• **Task description**:
Determine how many lines in the material below contain the string "text", then state only that count.
:::
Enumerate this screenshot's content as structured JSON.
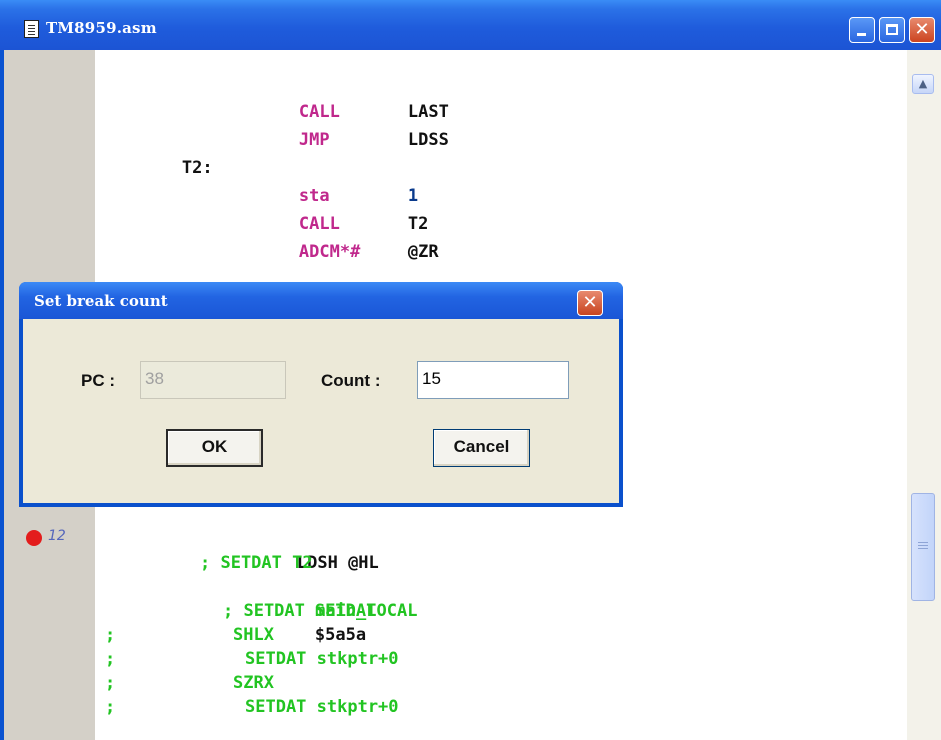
{
  "window": {
    "title": "TM8959.asm",
    "controls": {
      "minimize": "minimize",
      "maximize": "maximize",
      "close": "✕"
    }
  },
  "editor": {
    "lines": [
      {
        "label": "",
        "op": "CALL",
        "arg": "LAST"
      },
      {
        "label": "",
        "op": "JMP",
        "arg": "LDSS"
      },
      {
        "label": "T2:",
        "op": "",
        "arg": ""
      },
      {
        "label": "",
        "op": "sta",
        "arg": "1"
      },
      {
        "label": "",
        "op": "CALL",
        "arg": "T2"
      },
      {
        "label": "",
        "op": "ADCM*#",
        "arg": "@ZR"
      }
    ],
    "bottom_lines": [
      {
        "text": "LDSH @HL"
      },
      {
        "text": "; SETDAT T2"
      },
      {
        "op": "SETDAT",
        "arg": "$5a5a"
      },
      {
        "text": "; SETDAT main_LOCAL"
      },
      {
        "prefix": ";",
        "text": "SHLX"
      },
      {
        "prefix": ";",
        "text": "SETDAT stkptr+0"
      },
      {
        "prefix": ";",
        "text": "SZRX"
      },
      {
        "prefix": ";",
        "text": "SETDAT stkptr+0"
      }
    ],
    "breakpoint": {
      "line_number": "12",
      "color": "#e31c1c"
    }
  },
  "dialog": {
    "title": "Set break count",
    "close_glyph": "✕",
    "pc_label": "PC :",
    "pc_value": "38",
    "count_label": "Count :",
    "count_value": "15",
    "ok_label": "OK",
    "cancel_label": "Cancel"
  },
  "colors": {
    "titlebar": "#1f5cdc",
    "keyword": "#c0288c",
    "number": "#0a3a8c",
    "comment": "#22c422"
  }
}
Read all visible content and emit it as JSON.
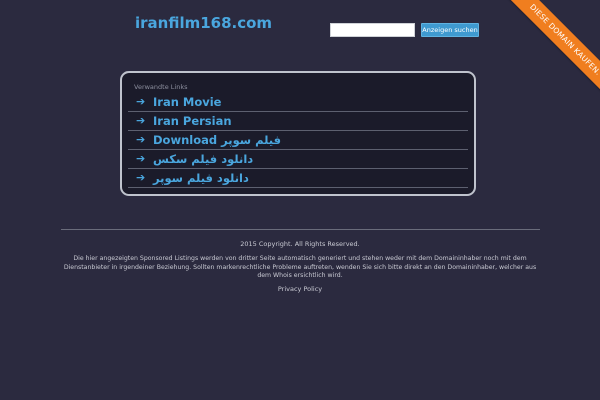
{
  "header": {
    "site_title": "iranfilm168.com"
  },
  "search": {
    "value": "",
    "button_label": "Anzeigen suchen"
  },
  "ribbon": {
    "label": "DIESE DOMAIN KAUFEN."
  },
  "related_links": {
    "heading": "Verwandte Links",
    "items": [
      {
        "arrow": "➔",
        "label": "Iran Movie"
      },
      {
        "arrow": "➔",
        "label": "Iran Persian"
      },
      {
        "arrow": "➔",
        "label": "فیلم سوپر Download"
      },
      {
        "arrow": "➔",
        "label": "دانلود فیلم سکس"
      },
      {
        "arrow": "➔",
        "label": "دانلود فیلم سوپر"
      }
    ]
  },
  "footer": {
    "copyright": "2015 Copyright. All Rights Reserved.",
    "disclaimer": "Die hier angezeigten Sponsored Listings werden von dritter Seite automatisch generiert und stehen weder mit dem Domaininhaber noch mit dem Dienstanbieter in irgendeiner Beziehung. Sollten markenrechtliche Probleme auftreten, wenden Sie sich bitte direkt an den Domaininhaber, welcher aus dem Whois ersichtlich wird.",
    "privacy_label": "Privacy Policy"
  },
  "colors": {
    "background": "#2b2a3f",
    "accent": "#4aa6de",
    "ribbon": "#f07e1f"
  }
}
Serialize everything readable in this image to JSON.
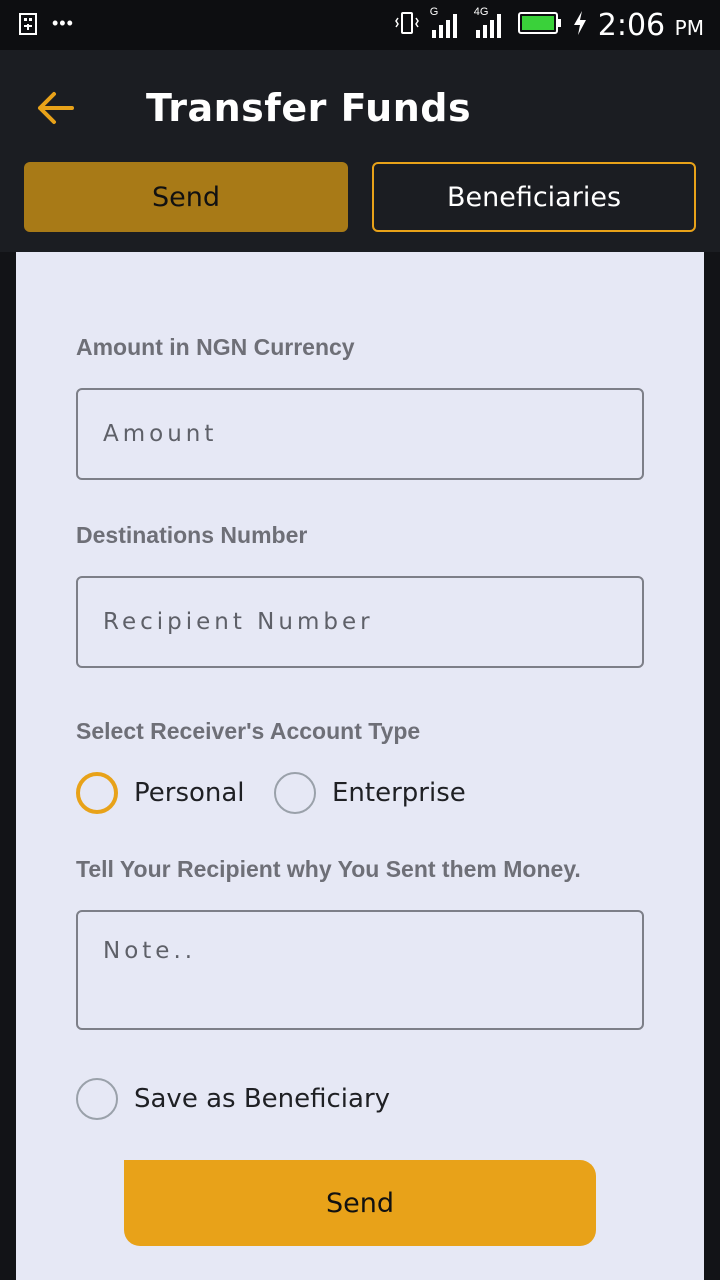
{
  "status_bar": {
    "time": "2:06",
    "am_pm": "PM",
    "network_1": "G",
    "network_2": "4G",
    "icons": [
      "usb-icon",
      "more-dots-icon",
      "vibrate-icon",
      "signal-icon",
      "signal-icon",
      "battery-icon",
      "charging-icon"
    ]
  },
  "header": {
    "title": "Transfer Funds",
    "tabs": [
      {
        "label": "Send",
        "active": true
      },
      {
        "label": "Beneficiaries",
        "active": false
      }
    ]
  },
  "form": {
    "amount_label": "Amount in NGN Currency",
    "amount_placeholder": "Amount",
    "amount_value": "",
    "destination_label": "Destinations Number",
    "destination_placeholder": "Recipient Number",
    "destination_value": "",
    "account_type_label": "Select Receiver's Account Type",
    "account_types": [
      {
        "label": "Personal",
        "selected": true
      },
      {
        "label": "Enterprise",
        "selected": false
      }
    ],
    "note_label": "Tell Your Recipient why You Sent them Money.",
    "note_placeholder": "Note..",
    "note_value": "",
    "save_beneficiary_label": "Save as Beneficiary",
    "save_beneficiary_checked": false,
    "submit_label": "Send"
  },
  "colors": {
    "accent": "#e8a219",
    "tab_active": "#a87a17",
    "header_bg": "#1b1d22",
    "card_bg": "#e6e8f5"
  }
}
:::
• **Reply to the exercise**:
7